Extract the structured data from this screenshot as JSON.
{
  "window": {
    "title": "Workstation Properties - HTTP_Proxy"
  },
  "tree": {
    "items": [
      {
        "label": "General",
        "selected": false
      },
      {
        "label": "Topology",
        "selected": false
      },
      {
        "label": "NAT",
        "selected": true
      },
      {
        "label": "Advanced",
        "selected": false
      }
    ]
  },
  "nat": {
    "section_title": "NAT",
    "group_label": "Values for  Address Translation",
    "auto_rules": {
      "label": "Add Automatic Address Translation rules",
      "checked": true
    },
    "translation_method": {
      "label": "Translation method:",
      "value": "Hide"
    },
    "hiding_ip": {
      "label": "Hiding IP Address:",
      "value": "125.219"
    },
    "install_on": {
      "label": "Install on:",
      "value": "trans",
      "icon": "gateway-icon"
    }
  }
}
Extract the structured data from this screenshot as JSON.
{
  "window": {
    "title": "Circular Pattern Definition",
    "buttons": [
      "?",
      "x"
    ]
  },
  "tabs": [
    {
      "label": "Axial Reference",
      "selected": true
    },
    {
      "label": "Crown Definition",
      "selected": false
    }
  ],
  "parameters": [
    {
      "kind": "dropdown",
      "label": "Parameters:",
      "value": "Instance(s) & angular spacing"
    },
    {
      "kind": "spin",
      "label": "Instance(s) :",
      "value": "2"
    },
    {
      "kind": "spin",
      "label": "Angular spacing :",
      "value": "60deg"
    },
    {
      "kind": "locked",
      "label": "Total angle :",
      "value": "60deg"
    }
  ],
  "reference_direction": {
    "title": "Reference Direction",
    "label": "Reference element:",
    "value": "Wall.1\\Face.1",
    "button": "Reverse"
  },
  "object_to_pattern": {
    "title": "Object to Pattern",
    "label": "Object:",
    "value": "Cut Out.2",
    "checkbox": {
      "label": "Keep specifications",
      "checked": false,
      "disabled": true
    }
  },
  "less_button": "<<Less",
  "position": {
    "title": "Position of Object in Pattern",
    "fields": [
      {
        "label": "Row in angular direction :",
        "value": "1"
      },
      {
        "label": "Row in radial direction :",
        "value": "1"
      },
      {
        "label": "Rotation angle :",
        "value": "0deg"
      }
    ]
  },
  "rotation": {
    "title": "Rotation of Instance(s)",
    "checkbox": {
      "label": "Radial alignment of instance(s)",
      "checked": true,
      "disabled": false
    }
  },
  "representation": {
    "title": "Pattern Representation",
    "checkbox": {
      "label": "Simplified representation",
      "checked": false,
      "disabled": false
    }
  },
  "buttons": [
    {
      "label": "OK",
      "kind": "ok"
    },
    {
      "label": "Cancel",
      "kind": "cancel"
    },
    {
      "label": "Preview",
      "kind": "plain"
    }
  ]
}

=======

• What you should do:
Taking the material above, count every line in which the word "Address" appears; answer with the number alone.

• Task output:
3